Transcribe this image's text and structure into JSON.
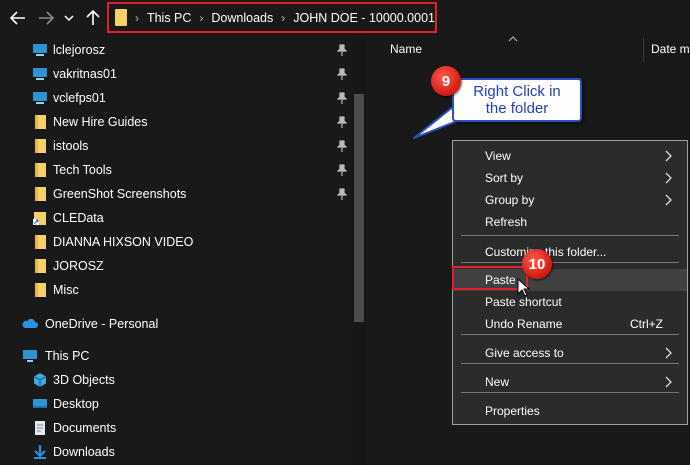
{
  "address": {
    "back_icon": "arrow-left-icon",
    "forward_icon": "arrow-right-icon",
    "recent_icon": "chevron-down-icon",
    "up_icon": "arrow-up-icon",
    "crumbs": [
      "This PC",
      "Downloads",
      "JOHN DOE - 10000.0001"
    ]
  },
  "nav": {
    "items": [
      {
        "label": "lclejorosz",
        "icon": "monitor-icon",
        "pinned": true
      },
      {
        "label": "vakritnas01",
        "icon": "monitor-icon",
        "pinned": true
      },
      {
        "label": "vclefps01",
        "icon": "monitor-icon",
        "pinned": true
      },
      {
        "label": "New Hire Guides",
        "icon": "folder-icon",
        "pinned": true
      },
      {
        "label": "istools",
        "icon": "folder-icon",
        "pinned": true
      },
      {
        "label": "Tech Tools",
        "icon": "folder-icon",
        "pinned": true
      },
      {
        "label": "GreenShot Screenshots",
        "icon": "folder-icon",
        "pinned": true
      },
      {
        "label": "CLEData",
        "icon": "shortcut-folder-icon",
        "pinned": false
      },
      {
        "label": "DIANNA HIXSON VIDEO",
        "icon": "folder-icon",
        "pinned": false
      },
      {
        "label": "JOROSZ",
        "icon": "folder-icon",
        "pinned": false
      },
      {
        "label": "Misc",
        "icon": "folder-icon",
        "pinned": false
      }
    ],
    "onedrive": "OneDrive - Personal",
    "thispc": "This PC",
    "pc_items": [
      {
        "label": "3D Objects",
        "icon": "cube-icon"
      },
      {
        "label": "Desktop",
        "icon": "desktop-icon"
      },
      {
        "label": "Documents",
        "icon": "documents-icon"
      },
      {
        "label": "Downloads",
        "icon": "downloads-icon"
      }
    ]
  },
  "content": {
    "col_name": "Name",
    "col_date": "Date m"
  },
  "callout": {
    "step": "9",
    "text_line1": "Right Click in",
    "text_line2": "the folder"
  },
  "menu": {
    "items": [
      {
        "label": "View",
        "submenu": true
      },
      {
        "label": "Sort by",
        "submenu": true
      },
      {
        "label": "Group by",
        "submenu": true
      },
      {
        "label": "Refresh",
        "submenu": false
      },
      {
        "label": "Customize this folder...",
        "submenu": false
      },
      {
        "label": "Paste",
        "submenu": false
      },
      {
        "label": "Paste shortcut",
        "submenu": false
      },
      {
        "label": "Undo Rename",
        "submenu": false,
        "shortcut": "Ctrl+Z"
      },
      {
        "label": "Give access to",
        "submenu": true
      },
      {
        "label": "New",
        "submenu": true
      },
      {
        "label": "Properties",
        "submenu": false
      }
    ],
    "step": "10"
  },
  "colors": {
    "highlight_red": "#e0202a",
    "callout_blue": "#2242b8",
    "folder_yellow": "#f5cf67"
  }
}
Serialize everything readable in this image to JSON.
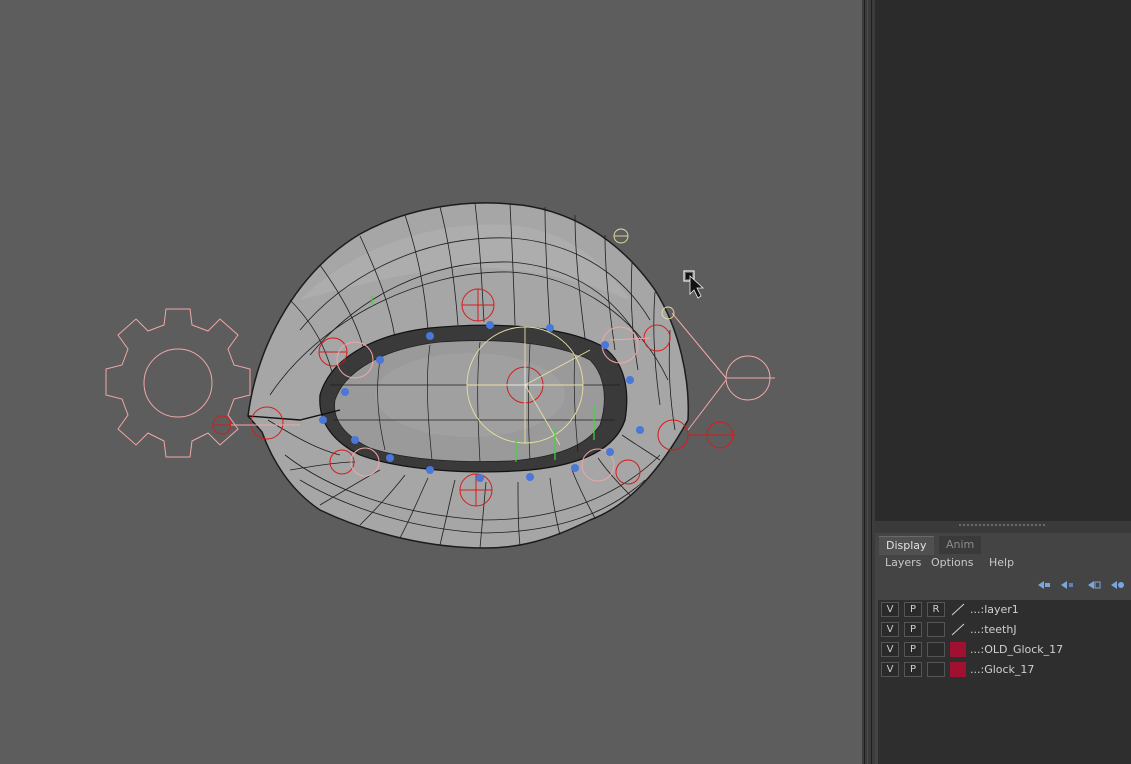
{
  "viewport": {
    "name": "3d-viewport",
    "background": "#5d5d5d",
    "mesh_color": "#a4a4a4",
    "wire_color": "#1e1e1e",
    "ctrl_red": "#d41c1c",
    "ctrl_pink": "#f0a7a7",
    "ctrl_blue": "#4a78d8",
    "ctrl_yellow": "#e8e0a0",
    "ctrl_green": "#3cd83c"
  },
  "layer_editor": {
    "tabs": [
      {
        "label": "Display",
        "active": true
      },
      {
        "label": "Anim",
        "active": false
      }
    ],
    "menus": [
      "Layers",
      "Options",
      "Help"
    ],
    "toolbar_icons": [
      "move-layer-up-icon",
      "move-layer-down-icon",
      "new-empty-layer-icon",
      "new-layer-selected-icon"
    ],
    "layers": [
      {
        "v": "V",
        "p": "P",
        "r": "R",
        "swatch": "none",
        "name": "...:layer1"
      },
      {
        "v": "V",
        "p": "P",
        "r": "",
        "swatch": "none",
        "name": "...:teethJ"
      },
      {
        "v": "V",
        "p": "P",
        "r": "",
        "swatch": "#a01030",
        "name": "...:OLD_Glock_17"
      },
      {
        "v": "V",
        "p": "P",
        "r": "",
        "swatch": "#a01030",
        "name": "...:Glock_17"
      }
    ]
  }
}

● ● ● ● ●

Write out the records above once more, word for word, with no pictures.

— RESPONSE TO THE EXERCISE —
Transcribe this image's text and structure into JSON.
{
  "address": {
    "back_icon": "arrow-left-icon",
    "forward_icon": "arrow-right-icon",
    "recent_icon": "chevron-down-icon",
    "up_icon": "arrow-up-icon",
    "crumbs": [
      "This PC",
      "Downloads",
      "JOHN DOE - 10000.0001"
    ]
  },
  "nav": {
    "items": [
      {
        "label": "lclejorosz",
        "icon": "monitor-icon",
        "pinned": true
      },
      {
        "label": "vakritnas01",
        "icon": "monitor-icon",
        "pinned": true
      },
      {
        "label": "vclefps01",
        "icon": "monitor-icon",
        "pinned": true
      },
      {
        "label": "New Hire Guides",
        "icon": "folder-icon",
        "pinned": true
      },
      {
        "label": "istools",
        "icon": "folder-icon",
        "pinned": true
      },
      {
        "label": "Tech Tools",
        "icon": "folder-icon",
        "pinned": true
      },
      {
        "label": "GreenShot Screenshots",
        "icon": "folder-icon",
        "pinned": true
      },
      {
        "label": "CLEData",
        "icon": "shortcut-folder-icon",
        "pinned": false
      },
      {
        "label": "DIANNA HIXSON VIDEO",
        "icon": "folder-icon",
        "pinned": false
      },
      {
        "label": "JOROSZ",
        "icon": "folder-icon",
        "pinned": false
      },
      {
        "label": "Misc",
        "icon": "folder-icon",
        "pinned": false
      }
    ],
    "onedrive": "OneDrive - Personal",
    "thispc": "This PC",
    "pc_items": [
      {
        "label": "3D Objects",
        "icon": "cube-icon"
      },
      {
        "label": "Desktop",
        "icon": "desktop-icon"
      },
      {
        "label": "Documents",
        "icon": "documents-icon"
      },
      {
        "label": "Downloads",
        "icon": "downloads-icon"
      }
    ]
  },
  "content": {
    "col_name": "Name",
    "col_date": "Date m"
  },
  "callout": {
    "step": "9",
    "text_line1": "Right Click in",
    "text_line2": "the folder"
  },
  "menu": {
    "items": [
      {
        "label": "View",
        "submenu": true
      },
      {
        "label": "Sort by",
        "submenu": true
      },
      {
        "label": "Group by",
        "submenu": true
      },
      {
        "label": "Refresh",
        "submenu": false
      },
      {
        "label": "Customize this folder...",
        "submenu": false
      },
      {
        "label": "Paste",
        "submenu": false
      },
      {
        "label": "Paste shortcut",
        "submenu": false
      },
      {
        "label": "Undo Rename",
        "submenu": false,
        "shortcut": "Ctrl+Z"
      },
      {
        "label": "Give access to",
        "submenu": true
      },
      {
        "label": "New",
        "submenu": true
      },
      {
        "label": "Properties",
        "submenu": false
      }
    ],
    "step": "10"
  },
  "colors": {
    "highlight_red": "#e0202a",
    "callout_blue": "#2242b8",
    "folder_yellow": "#f5cf67"
  }
}
Serialize everything readable in this image to JSON.
{
  "viewport": {
    "name": "3d-viewport",
    "background": "#5d5d5d",
    "mesh_color": "#a4a4a4",
    "wire_color": "#1e1e1e",
    "ctrl_red": "#d41c1c",
    "ctrl_pink": "#f0a7a7",
    "ctrl_blue": "#4a78d8",
    "ctrl_yellow": "#e8e0a0",
    "ctrl_green": "#3cd83c"
  },
  "layer_editor": {
    "tabs": [
      {
        "label": "Display",
        "active": true
      },
      {
        "label": "Anim",
        "active": false
      }
    ],
    "menus": [
      "Layers",
      "Options",
      "Help"
    ],
    "toolbar_icons": [
      "move-layer-up-icon",
      "move-layer-down-icon",
      "new-empty-layer-icon",
      "new-layer-selected-icon"
    ],
    "layers": [
      {
        "v": "V",
        "p": "P",
        "r": "R",
        "swatch": "none",
        "name": "...:layer1"
      },
      {
        "v": "V",
        "p": "P",
        "r": "",
        "swatch": "none",
        "name": "...:teethJ"
      },
      {
        "v": "V",
        "p": "P",
        "r": "",
        "swatch": "#a01030",
        "name": "...:OLD_Glock_17"
      },
      {
        "v": "V",
        "p": "P",
        "r": "",
        "swatch": "#a01030",
        "name": "...:Glock_17"
      }
    ]
  }
}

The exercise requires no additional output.